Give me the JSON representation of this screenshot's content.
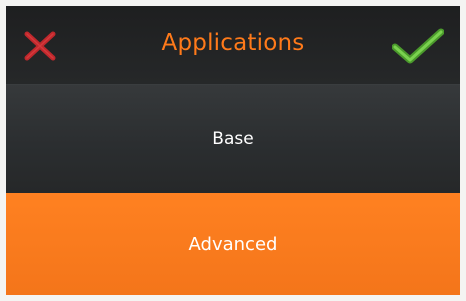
{
  "header": {
    "title": "Applications",
    "cancel_icon": "close-icon",
    "confirm_icon": "checkmark-icon"
  },
  "options": [
    {
      "label": "Base",
      "selected": false
    },
    {
      "label": "Advanced",
      "selected": true
    }
  ],
  "colors": {
    "accent": "#ff7a1a",
    "background": "#222425",
    "cancel": "#c0282c",
    "confirm": "#5fb83a",
    "selected": "#f77a1d"
  }
}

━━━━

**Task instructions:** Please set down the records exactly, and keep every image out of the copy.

**Answer section:**
Give me the JSON representation of this screenshot's content.
{
  "header": {
    "title": "Applications",
    "cancel_icon": "close-icon",
    "confirm_icon": "checkmark-icon"
  },
  "options": [
    {
      "label": "Base",
      "selected": false
    },
    {
      "label": "Advanced",
      "selected": true
    }
  ],
  "colors": {
    "accent": "#ff7a1a",
    "background": "#222425",
    "cancel": "#c0282c",
    "confirm": "#5fb83a",
    "selected": "#f77a1d"
  }
}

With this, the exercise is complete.